I’m sure anyone would agree, one of the best things about acting is getting to work so closely with other people, and learning a lot about yourself in the process. The friendships you form whilst playing against people on stage or in front of the camera are deep and long-lasting. Even if you do fall out of regular communication, or work takes you far away from each other, you always have that one shared experience which never leaves you.

A director once told me as a production was coming to a close and we were both feeling a little blue, that he thought working as an actor was a bit like entering into a string of failed marriages. You work so intensely with a group of people for a finite time, that it comes as a shock when the project comes to a close and you are suddenly brutally divorced from them. Of course, you pick up the pieces and, if you’re lucky, move on to your next courtship, but you always share that special connection with old colleagues many years later.

On day one though, none of these bonds have been formed and, crucially, you also have a director to develop a working relationship with. Understanding and interpreting the intentions of your director is a vital asset to any actor, and of course it should be said, accommodating the needs of your cast is an equally big part of directing. In the beginning stages of any ensemble, these dialogues can be stilted and fraught with trepidation. We often find ourselves not quite understanding a note, yet trying to act on it all the same, scared to ask for clarification for fear of embarrassment, or feeling insecure about putting our own personal interpretation across.

Now, every director is different, but I think it’s fair to say most directors don’t want to work from a completely blank canvas. A director who can see what you are trying to do and can then help tailor your performance to suit the needs of a piece is surely a happier director than one who was to do all the work for you?

And that is why I say be fearless, be bold, be interesting! Don’t fix your ideas but have lots of them, and get in there on the first day and put a few out there. It may feel like everyone is watching and judging you, and you may feel that they are all resenting this show-off in the room, but the truth is they are envious of your beautiful and unbridled courage.

They will all get there eventually, the group will settle, and the discoveries and inventions will begin to flow thick and fast – it really is the most exciting, electric time. But, you need an atmosphere conducive to this  so the actors are able to risk things that may fail, while the group provides a safety net of trust and mutual respect.

It’s also easy to forget that this is the director’s first day as well, and they have the focus of a whole cast on them which, no matter how experienced they are, must always be an initially daunting prospect. If you give them something to play off, it eases their assimilation into the group as well.

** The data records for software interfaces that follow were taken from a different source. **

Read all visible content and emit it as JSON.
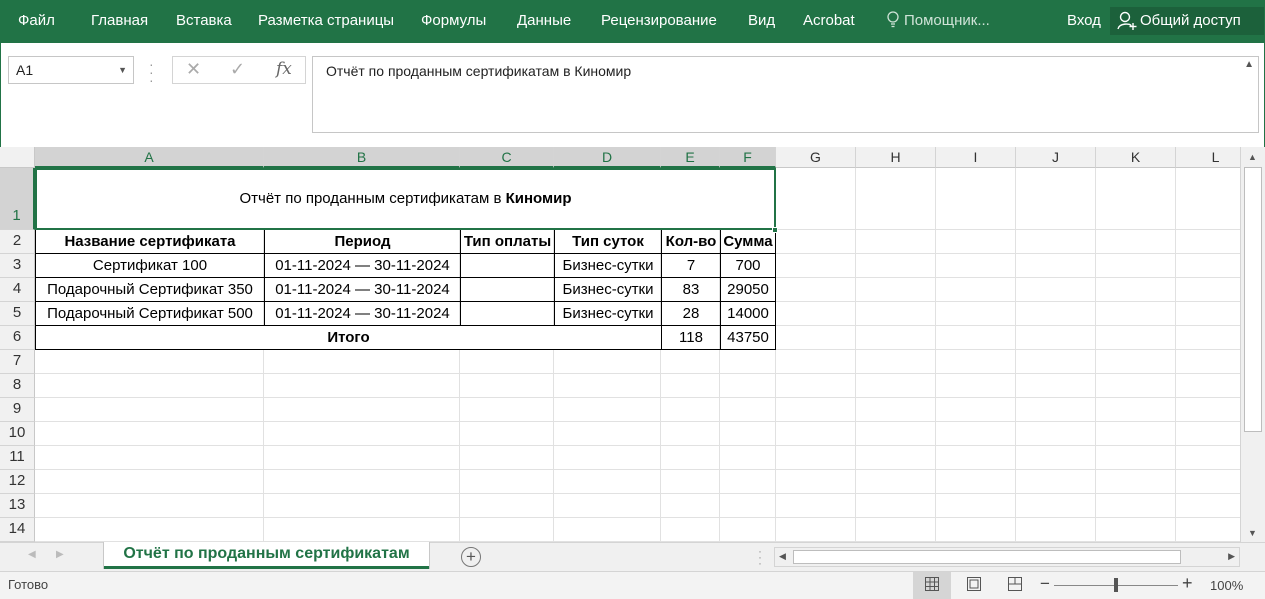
{
  "ribbon": {
    "tabs": [
      {
        "label": "Файл"
      },
      {
        "label": "Главная"
      },
      {
        "label": "Вставка"
      },
      {
        "label": "Разметка страницы"
      },
      {
        "label": "Формулы"
      },
      {
        "label": "Данные"
      },
      {
        "label": "Рецензирование"
      },
      {
        "label": "Вид"
      },
      {
        "label": "Acrobat"
      }
    ],
    "tell_me": "Помощник...",
    "sign_in": "Вход",
    "share": "Общий доступ"
  },
  "formula_bar": {
    "name_box": "A1",
    "fx": "fx",
    "content": "Отчёт по проданным сертификатам в Киномир"
  },
  "columns": [
    "A",
    "B",
    "C",
    "D",
    "E",
    "F",
    "G",
    "H",
    "I",
    "J",
    "K",
    "L"
  ],
  "rows": [
    "1",
    "2",
    "3",
    "4",
    "5",
    "6",
    "7",
    "8",
    "9",
    "10",
    "11",
    "12",
    "13",
    "14"
  ],
  "sheet": {
    "title_prefix": "Отчёт по проданным сертификатам в ",
    "title_bold": "Киномир",
    "headers": [
      "Название сертификата",
      "Период",
      "Тип оплаты",
      "Тип суток",
      "Кол-во",
      "Сумма"
    ],
    "data_rows": [
      [
        "Сертификат 100",
        "01-11-2024 — 30-11-2024",
        "",
        "Бизнес-сутки",
        "7",
        "700"
      ],
      [
        "Подарочный Сертификат 350",
        "01-11-2024 — 30-11-2024",
        "",
        "Бизнес-сутки",
        "83",
        "29050"
      ],
      [
        "Подарочный Сертификат 500",
        "01-11-2024 — 30-11-2024",
        "",
        "Бизнес-сутки",
        "28",
        "14000"
      ]
    ],
    "total_label": "Итого",
    "total_qty": "118",
    "total_sum": "43750"
  },
  "sheet_tabs": [
    {
      "label": "Отчёт по проданным сертификатам",
      "active": true
    }
  ],
  "status_bar": {
    "ready": "Готово",
    "zoom_label": "100%",
    "zoom_level_percent": 100
  },
  "colors": {
    "accent": "#217346"
  }
}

Whether it’s something to love or inspire, or something to hate and spark debate, there are never any wrong suggestions at this stage, they are all just different avenues to explore on the road to creating a piece of theatre.

Martin Luther King Junior once said “We must build dikes of courage to hold back the flood of fear”. It’s an incredibly pretentious way to finish this blog, but I think prescient enough to let me get away with it. So go forth and be BOLD.